DATA START
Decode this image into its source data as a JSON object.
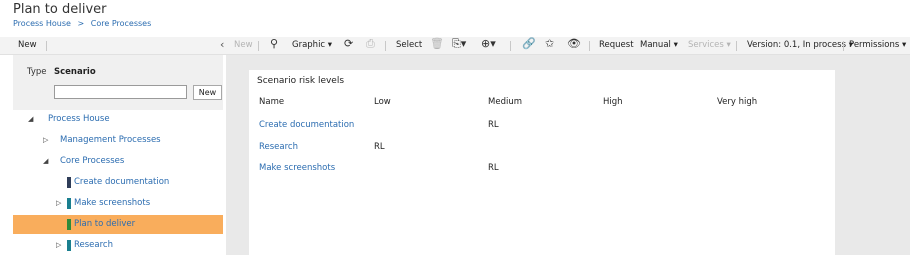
{
  "header": {
    "title": "Plan to deliver",
    "breadcrumb": [
      "Process House",
      ">",
      "Core Processes"
    ]
  },
  "left_toolbar": {
    "new_label": "New",
    "collapse_icon": "chevron-left-icon"
  },
  "left_panel": {
    "type_label": "Type",
    "type_value": "Scenario",
    "search_placeholder": "",
    "new_button": "New"
  },
  "tree": {
    "items": [
      {
        "label": "Process House",
        "toggle": "◢",
        "bar_color": ""
      },
      {
        "label": "Management Processes",
        "toggle": "▷",
        "bar_color": ""
      },
      {
        "label": "Core Processes",
        "toggle": "◢",
        "bar_color": ""
      },
      {
        "label": "Create documentation",
        "toggle": "",
        "bar_color": "#2f3d59"
      },
      {
        "label": "Make screenshots",
        "toggle": "▷",
        "bar_color": "#1a7f8f"
      },
      {
        "label": "Plan to deliver",
        "toggle": "",
        "bar_color": "#2e8b3a",
        "selected": true
      },
      {
        "label": "Research",
        "toggle": "▷",
        "bar_color": "#1a7f8f"
      }
    ]
  },
  "main_toolbar": {
    "new_label": "New",
    "graphic_label": "Graphic ▾",
    "select_label": "Select",
    "request_label": "Request",
    "manual_label": "Manual ▾",
    "services_label": "Services ▾",
    "version_label": "Version: 0.1, In process ▾",
    "permissions_label": "Permissions ▾",
    "icons": {
      "search": "⚲",
      "refresh": "⟳",
      "print": "⎙",
      "delete": "🗑",
      "copy": "⎘▾",
      "add": "⊕▾",
      "link": "🔗",
      "star": "✩",
      "eye": "👁"
    }
  },
  "risk_table": {
    "title": "Scenario risk levels",
    "columns": [
      "Name",
      "Low",
      "Medium",
      "High",
      "Very high"
    ],
    "rows": [
      {
        "name": "Create documentation",
        "low": "",
        "medium": "RL",
        "high": "",
        "very_high": ""
      },
      {
        "name": "Research",
        "low": "RL",
        "medium": "",
        "high": "",
        "very_high": ""
      },
      {
        "name": "Make screenshots",
        "low": "",
        "medium": "RL",
        "high": "",
        "very_high": ""
      }
    ]
  },
  "colors": {
    "selection": "#f9ad5c",
    "link": "#2b6cb0",
    "panel_bg": "#f0f0f0",
    "content_bg": "#e9e9e9"
  }
}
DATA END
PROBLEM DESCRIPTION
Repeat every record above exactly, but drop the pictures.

RESPONSE FOR THIS EXERCISE
Decode this image into its source data as a JSON object.
{
  "header": {
    "title": "Plan to deliver",
    "breadcrumb": [
      "Process House",
      ">",
      "Core Processes"
    ]
  },
  "left_toolbar": {
    "new_label": "New",
    "collapse_icon": "chevron-left-icon"
  },
  "left_panel": {
    "type_label": "Type",
    "type_value": "Scenario",
    "search_placeholder": "",
    "new_button": "New"
  },
  "tree": {
    "items": [
      {
        "label": "Process House",
        "toggle": "◢",
        "bar_color": ""
      },
      {
        "label": "Management Processes",
        "toggle": "▷",
        "bar_color": ""
      },
      {
        "label": "Core Processes",
        "toggle": "◢",
        "bar_color": ""
      },
      {
        "label": "Create documentation",
        "toggle": "",
        "bar_color": "#2f3d59"
      },
      {
        "label": "Make screenshots",
        "toggle": "▷",
        "bar_color": "#1a7f8f"
      },
      {
        "label": "Plan to deliver",
        "toggle": "",
        "bar_color": "#2e8b3a",
        "selected": true
      },
      {
        "label": "Research",
        "toggle": "▷",
        "bar_color": "#1a7f8f"
      }
    ]
  },
  "main_toolbar": {
    "new_label": "New",
    "graphic_label": "Graphic ▾",
    "select_label": "Select",
    "request_label": "Request",
    "manual_label": "Manual ▾",
    "services_label": "Services ▾",
    "version_label": "Version: 0.1, In process ▾",
    "permissions_label": "Permissions ▾",
    "icons": {
      "search": "⚲",
      "refresh": "⟳",
      "print": "⎙",
      "delete": "🗑",
      "copy": "⎘▾",
      "add": "⊕▾",
      "link": "🔗",
      "star": "✩",
      "eye": "👁"
    }
  },
  "risk_table": {
    "title": "Scenario risk levels",
    "columns": [
      "Name",
      "Low",
      "Medium",
      "High",
      "Very high"
    ],
    "rows": [
      {
        "name": "Create documentation",
        "low": "",
        "medium": "RL",
        "high": "",
        "very_high": ""
      },
      {
        "name": "Research",
        "low": "RL",
        "medium": "",
        "high": "",
        "very_high": ""
      },
      {
        "name": "Make screenshots",
        "low": "",
        "medium": "RL",
        "high": "",
        "very_high": ""
      }
    ]
  },
  "colors": {
    "selection": "#f9ad5c",
    "link": "#2b6cb0",
    "panel_bg": "#f0f0f0",
    "content_bg": "#e9e9e9"
  }
}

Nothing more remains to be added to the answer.